Sunday, May 20, 2012

Politically incorrect tea towels

Occasionally it is brought home to me how much of a Yankee I am, transplanted down here in the deep south.  I got all the way from the Monday to the Sunday tea towel without realizing what I was looking at.  There were many fine needle workers in my husband's family, and these were made by his Great Aunt Lorene, probably in the 1950's.  We have found many treasures in clearing out my father-in-law's house but this collection is my favorite.
They tell the story of a little black girl and her kitten; her underpants are just darling!
She's very sad on Tuesday, and the cat doesn't look too happy either.
Aunt Lorene's workmanship is exquisite; I love her little pigtails.
The pleated skirt is my favorite; the cat always has a matching bow, did you notice?
You just know she's proud of her lace panties!
I would never have thought to render a newspaper like this, and it works so well!
Grandma Vivian was concerned about the fate of very few things in the house.  She kept asking, "Did you find the tea towels?  Don't sell the tea towels!"  She did NOT want to see these get sold.  Nor she did not refer to them as "the politically incorrect, inappropriate, or (dare I say it?) racist, tea towels"; so when I first saw them, my mind didn't go there right away.  I had to get slapped in the face by "Mammy on a Sunday," then I was like, "Holy S**t!"

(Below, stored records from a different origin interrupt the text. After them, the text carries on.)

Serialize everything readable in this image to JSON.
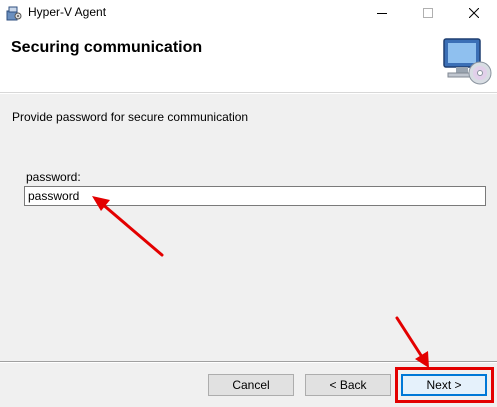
{
  "window": {
    "title": "Hyper-V Agent",
    "icon": "installer-icon"
  },
  "header": {
    "title": "Securing communication",
    "graphic": "computer-cd-icon"
  },
  "main": {
    "prompt": "Provide password for secure communication",
    "password_label": "password:",
    "password_value": "password"
  },
  "footer": {
    "cancel_label": "Cancel",
    "back_label": "< Back",
    "next_label": "Next >"
  },
  "annotations": {
    "color": "#e30000"
  }
}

I am a mass of conflicting impulses.  What can I say?  Fine workmanship and beauty were used to denigrate an entire class of people as the object of humor in the name of cuteness, which is so not cool.  They are definitely a sign of their times; historical artifacts that probably belong in a museum of African Americana.  And I would love to display them because they are SO CUTE!!!  See? Conflicted.  Grandma never had these problems.  Sigh.

Saturday, May 5, 2012

I'm back, at least for now

The last time I posted I sure didn't think it would take me until May to post again, but life happens.  My father-in-law had a car wreck in January, spent 10 days in the hospital and over 2 weeks in rehab.  He also lost his driver's license, so we moved him directly from rehab into an independent living facility near his home.  Note I said near HIS home; it's 224 miles door-to-door from OUR home.  He has since made a complete recovery, so it's all good.

And then there's his house. Sigh. See Dad is a hoarder. Not the trash-picking, buy-everything kind you see on TV, just the never, ever throw anything out kind that many of us are related to. It was impossible to do anything about it while he lived there, but we have been making progress since he moved. The office was the worst.

but the whole house was affected.  So far we have recycled 31 bins of paper, 28 bins of waste, and broken down dozens of boxes.  The house has been elevated from "hoarder" to "pack-rat" status; just don't open any closets and it looks fairly normal.

And then there's the decor...  but first, we enjoyed a lovely spring.  The azaleas gave us a beautiful show this year, but look through the open door.  Yes, that's lime green toille wallpaper over robin's egg blue wainscot.  Seriously.  It was like a slap in the face as you walked through the door.

It took us two full weekends just to paint the entry, but it was worth it.  It's very zen now. 

Doesn't it have a cool door?  I painted that window, no tape, just slow and steady.

Larry had to repair the water-damaged ceiling in the hallway.  He does terrific work!  So many doors, and they all used to be bright blue.

We brought the rugs from home.  The pictures were hanging all over the house, mementos from their trip to China in the mid-90's.

This fellow guards the door.

There's even one that is embroidered.

My inlaws traveled all over the world and brought back so many treasures, many of them still in their boxes under piles of paper.  It's been a real treasure hunt.  We are nowhere near done, but the house is so much better.  We've been having dinner parties for Dad and Sabra, and the whole family celebrated Easter together in the house.  Grandma Vivian (Dad's MIL) and Sabra are just tickled that it's livable again.  Dad likes what we've done with the house, but I think he still misses his papers.